Donna Landry of Kent’s Centre for Studies in the Long Eighteenth Century is co-hosting an international symposium on courts and horses from the sixteenth century to the present, taking in equestrian, sporting, military and ceremonial history.
For centuries horses have played a vital part in court ceremonies, political events and battles around the globe. Carriage processions, tournaments, carrousels, hunting and racing are just some of the activities in which horses have taken centre stage. Horses were also crucial performers in diplomatic exchanges and military confrontations. The culture of equestrianism at court was reflected in architecture, equipment and treatises, in bloodlines, riding and driving practices. Horsemen and horsewomen today maintain traditions that originated at medieval and early modern courts. However, despite their ubiquity in historical events, horses have been neglected in studies of court culture. ‘The Reins of Power’ seeks to fill this gap.

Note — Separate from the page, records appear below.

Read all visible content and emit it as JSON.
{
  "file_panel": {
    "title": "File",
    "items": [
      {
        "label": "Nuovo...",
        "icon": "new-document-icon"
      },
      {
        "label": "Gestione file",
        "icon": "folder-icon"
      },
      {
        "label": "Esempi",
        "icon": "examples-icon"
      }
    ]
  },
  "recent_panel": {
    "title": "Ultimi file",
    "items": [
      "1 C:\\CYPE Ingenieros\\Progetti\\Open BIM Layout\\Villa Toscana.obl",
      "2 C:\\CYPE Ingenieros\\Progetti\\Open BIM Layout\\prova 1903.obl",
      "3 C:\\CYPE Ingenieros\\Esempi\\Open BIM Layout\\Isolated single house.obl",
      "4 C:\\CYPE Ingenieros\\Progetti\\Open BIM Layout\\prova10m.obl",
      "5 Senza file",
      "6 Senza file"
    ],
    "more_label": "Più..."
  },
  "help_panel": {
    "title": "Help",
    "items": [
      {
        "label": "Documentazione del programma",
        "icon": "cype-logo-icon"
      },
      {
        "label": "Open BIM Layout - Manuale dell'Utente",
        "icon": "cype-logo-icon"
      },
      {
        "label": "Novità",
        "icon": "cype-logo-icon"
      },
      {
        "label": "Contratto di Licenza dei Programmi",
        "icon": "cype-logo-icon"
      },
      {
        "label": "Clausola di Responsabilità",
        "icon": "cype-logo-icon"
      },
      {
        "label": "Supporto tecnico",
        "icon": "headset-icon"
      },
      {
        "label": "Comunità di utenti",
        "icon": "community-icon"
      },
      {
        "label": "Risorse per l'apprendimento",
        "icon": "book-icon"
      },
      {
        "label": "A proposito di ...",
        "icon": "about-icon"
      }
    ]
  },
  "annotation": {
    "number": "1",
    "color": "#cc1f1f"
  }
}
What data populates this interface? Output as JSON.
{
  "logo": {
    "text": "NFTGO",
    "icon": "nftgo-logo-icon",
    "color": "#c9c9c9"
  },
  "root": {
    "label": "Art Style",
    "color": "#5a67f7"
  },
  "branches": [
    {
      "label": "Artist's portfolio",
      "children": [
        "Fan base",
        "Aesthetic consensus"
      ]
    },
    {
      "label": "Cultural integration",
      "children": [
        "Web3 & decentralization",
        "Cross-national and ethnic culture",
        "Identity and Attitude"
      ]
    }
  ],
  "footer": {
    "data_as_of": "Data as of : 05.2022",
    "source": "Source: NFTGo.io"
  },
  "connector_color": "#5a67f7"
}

The Reins of Power will take place between Wednesday the 21st and Friday the 23rd of March at the Wallace Collection in Central London. Tickets are £65 per day or £150 for the whole event (reduced student rates are available) and can be booked through the Eventbrite website.
Image courtesy of the Wallace Collection.